===== Records shown

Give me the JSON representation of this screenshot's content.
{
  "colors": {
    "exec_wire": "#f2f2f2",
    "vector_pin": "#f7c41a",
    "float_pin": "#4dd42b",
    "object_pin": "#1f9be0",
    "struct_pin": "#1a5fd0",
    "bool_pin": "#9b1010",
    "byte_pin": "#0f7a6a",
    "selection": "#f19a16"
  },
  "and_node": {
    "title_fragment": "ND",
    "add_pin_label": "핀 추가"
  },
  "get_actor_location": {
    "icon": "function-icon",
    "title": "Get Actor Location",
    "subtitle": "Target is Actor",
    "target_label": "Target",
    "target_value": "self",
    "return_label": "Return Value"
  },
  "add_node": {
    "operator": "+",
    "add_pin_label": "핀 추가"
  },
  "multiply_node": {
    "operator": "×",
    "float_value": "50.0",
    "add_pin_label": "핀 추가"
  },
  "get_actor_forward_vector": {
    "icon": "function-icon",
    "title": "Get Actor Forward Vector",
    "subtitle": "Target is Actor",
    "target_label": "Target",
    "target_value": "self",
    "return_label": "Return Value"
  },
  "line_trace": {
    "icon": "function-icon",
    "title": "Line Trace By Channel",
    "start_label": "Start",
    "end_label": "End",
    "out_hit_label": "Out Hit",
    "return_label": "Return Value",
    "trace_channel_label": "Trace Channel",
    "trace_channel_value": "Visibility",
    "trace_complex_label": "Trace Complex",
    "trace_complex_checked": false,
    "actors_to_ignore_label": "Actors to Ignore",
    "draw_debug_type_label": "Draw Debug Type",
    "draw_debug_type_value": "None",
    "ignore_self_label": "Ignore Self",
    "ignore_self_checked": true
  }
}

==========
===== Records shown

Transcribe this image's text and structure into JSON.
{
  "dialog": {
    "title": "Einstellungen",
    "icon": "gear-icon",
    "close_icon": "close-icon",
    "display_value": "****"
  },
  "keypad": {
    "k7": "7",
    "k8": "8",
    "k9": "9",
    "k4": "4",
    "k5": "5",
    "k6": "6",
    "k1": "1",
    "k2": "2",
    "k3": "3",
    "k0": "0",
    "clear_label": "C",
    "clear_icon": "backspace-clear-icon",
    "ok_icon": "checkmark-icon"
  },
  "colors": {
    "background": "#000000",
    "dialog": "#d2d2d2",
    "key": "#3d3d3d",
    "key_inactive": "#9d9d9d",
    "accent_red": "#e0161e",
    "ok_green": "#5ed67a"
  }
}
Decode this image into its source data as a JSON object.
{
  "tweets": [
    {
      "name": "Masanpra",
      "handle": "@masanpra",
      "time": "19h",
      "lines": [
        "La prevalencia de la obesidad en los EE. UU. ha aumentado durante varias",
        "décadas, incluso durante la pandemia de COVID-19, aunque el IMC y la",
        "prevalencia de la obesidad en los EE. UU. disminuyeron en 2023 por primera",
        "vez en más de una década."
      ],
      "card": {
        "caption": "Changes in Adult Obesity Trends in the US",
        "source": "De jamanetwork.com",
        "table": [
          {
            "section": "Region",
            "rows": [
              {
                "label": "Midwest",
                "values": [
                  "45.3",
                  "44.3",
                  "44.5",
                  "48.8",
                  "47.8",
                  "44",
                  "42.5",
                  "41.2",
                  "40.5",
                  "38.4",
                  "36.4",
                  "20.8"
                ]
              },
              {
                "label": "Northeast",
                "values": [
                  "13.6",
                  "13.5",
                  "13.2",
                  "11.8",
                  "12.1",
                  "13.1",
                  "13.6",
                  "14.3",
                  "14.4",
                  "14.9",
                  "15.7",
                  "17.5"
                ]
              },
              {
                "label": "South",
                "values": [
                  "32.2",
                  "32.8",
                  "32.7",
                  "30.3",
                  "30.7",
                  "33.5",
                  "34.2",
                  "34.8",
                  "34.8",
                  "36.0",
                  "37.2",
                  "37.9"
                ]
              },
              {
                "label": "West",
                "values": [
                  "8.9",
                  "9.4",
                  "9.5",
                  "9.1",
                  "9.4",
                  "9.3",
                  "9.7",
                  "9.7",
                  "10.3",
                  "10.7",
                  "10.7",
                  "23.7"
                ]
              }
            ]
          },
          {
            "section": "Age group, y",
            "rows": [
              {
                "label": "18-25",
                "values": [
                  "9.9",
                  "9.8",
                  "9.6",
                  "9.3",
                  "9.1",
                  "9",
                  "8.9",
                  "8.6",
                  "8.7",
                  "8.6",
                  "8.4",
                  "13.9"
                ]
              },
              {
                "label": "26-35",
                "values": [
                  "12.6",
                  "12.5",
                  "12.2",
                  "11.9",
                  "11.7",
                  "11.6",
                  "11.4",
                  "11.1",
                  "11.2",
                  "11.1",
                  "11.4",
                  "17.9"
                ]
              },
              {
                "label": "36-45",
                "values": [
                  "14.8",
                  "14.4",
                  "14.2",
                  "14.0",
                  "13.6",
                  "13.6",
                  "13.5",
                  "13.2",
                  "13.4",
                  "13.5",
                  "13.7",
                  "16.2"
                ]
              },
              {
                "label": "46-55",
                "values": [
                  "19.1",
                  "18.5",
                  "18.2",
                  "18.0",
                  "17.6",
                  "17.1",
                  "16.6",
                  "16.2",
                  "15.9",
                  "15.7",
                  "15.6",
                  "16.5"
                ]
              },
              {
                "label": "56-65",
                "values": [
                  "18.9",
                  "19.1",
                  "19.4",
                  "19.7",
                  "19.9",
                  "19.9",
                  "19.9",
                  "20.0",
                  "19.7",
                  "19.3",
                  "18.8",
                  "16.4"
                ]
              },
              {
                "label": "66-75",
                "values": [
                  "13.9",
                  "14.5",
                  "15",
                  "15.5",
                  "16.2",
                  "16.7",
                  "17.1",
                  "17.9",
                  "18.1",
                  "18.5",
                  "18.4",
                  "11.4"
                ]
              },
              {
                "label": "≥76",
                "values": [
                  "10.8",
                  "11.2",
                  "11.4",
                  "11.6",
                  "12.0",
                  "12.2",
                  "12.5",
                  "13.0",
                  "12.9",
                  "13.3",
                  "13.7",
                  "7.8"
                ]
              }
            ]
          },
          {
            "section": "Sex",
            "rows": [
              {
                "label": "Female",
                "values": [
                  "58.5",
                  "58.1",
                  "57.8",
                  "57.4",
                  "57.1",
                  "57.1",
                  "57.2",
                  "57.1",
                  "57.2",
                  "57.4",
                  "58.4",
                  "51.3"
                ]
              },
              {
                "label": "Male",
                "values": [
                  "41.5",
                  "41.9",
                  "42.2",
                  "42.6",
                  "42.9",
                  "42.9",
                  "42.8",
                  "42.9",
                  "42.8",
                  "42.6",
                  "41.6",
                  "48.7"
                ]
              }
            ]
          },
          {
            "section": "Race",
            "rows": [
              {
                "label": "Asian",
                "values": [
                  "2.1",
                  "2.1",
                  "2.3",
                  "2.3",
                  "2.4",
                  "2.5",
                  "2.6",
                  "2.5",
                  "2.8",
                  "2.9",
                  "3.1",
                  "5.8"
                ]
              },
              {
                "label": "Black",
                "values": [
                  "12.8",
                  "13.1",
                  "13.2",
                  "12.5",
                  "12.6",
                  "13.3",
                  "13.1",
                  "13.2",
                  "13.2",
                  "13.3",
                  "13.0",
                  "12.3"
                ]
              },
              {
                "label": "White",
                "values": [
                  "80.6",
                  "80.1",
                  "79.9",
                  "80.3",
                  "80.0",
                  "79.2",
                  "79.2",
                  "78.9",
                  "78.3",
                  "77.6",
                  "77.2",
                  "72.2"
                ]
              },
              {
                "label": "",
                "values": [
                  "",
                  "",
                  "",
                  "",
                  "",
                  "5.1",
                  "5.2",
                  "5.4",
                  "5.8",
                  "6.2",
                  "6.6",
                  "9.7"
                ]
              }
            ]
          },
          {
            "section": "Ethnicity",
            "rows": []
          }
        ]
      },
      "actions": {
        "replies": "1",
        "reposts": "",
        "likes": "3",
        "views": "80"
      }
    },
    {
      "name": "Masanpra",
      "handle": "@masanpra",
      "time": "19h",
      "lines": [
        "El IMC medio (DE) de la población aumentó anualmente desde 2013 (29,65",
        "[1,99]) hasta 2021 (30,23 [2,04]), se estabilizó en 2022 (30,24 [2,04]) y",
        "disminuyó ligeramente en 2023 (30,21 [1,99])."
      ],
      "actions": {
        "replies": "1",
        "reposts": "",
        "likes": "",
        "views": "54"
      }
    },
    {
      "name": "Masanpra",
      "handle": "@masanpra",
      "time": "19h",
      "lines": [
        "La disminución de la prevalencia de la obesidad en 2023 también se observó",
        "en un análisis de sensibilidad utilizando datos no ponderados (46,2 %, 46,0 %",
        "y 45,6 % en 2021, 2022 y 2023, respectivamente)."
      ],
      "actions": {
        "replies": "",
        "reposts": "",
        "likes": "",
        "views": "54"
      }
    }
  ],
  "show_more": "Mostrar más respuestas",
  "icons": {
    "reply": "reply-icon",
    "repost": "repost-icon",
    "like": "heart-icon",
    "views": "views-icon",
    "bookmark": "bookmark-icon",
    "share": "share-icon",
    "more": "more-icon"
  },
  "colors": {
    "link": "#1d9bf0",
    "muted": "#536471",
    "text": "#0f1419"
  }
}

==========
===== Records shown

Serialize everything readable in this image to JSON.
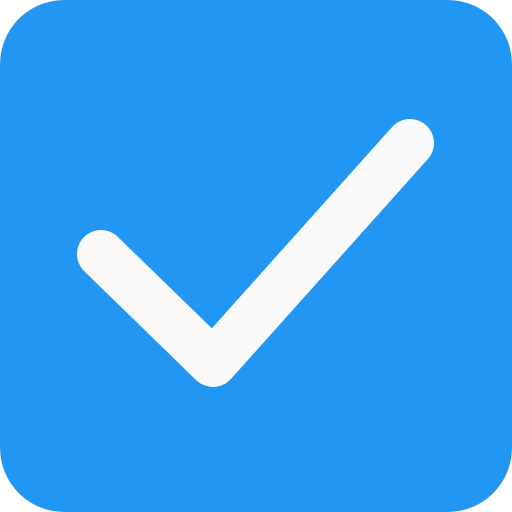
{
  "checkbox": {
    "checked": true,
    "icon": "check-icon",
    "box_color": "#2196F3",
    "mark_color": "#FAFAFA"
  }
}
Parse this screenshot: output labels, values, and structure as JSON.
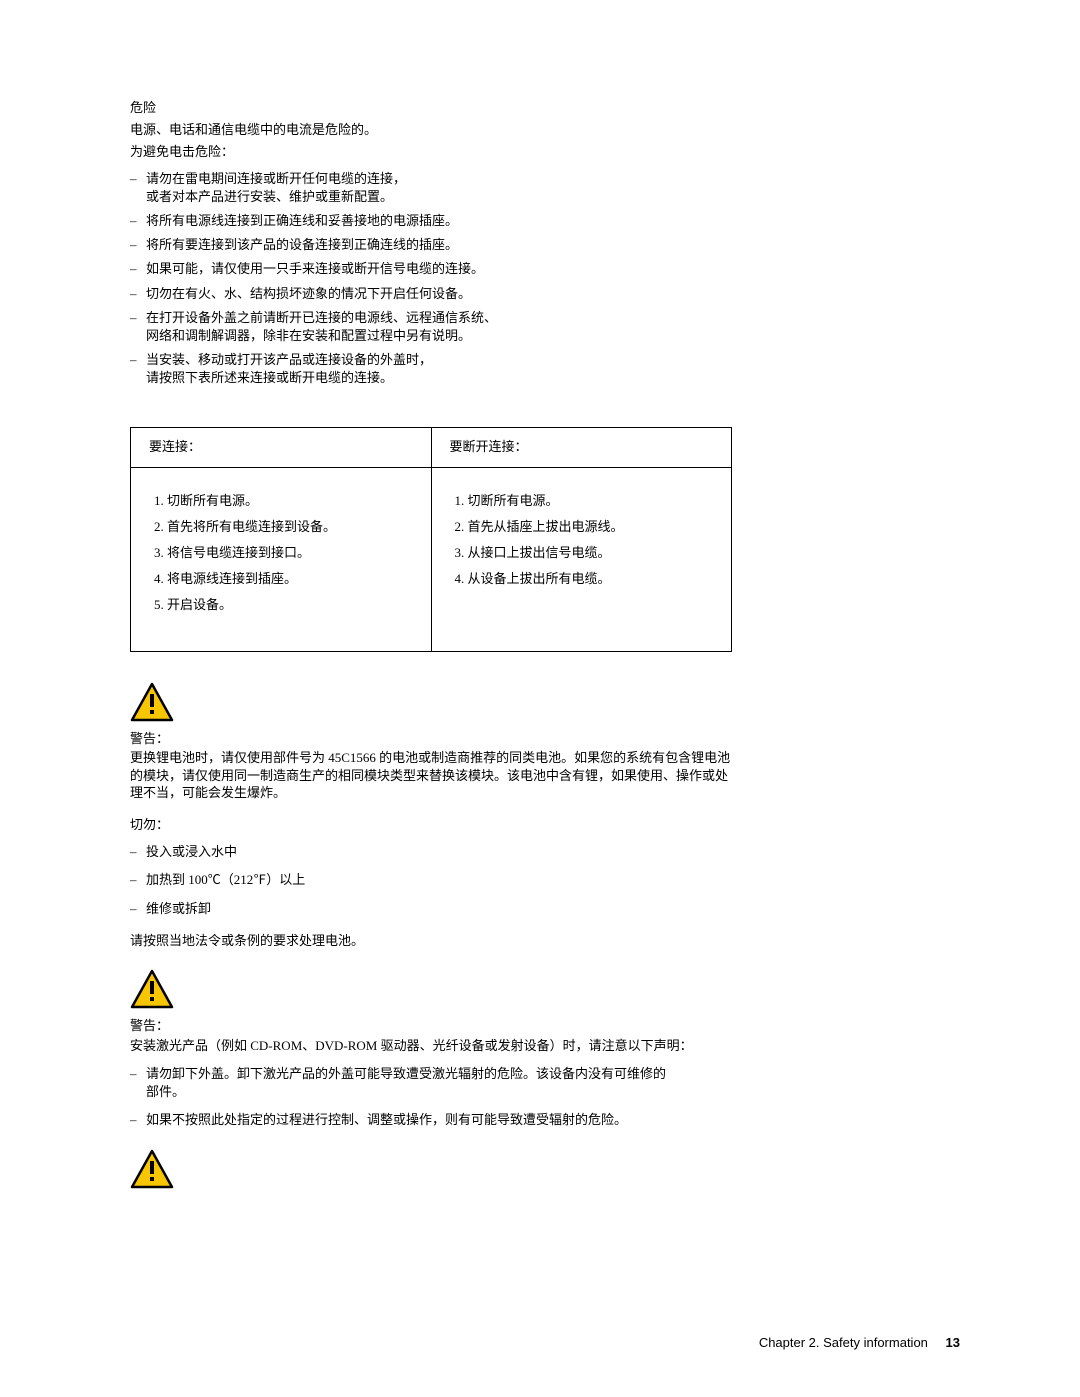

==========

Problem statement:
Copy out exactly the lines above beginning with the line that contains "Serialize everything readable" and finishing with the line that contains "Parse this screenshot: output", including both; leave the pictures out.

The completed task:
Serialize everything readable in this image to JSON.
{
  "checkbox": {
    "checked": true,
    "icon": "check-icon",
    "box_color": "#2196F3",
    "mark_color": "#FAFAFA"
  }
}
Parse this screenshot: output labels, values, and structure as JSON.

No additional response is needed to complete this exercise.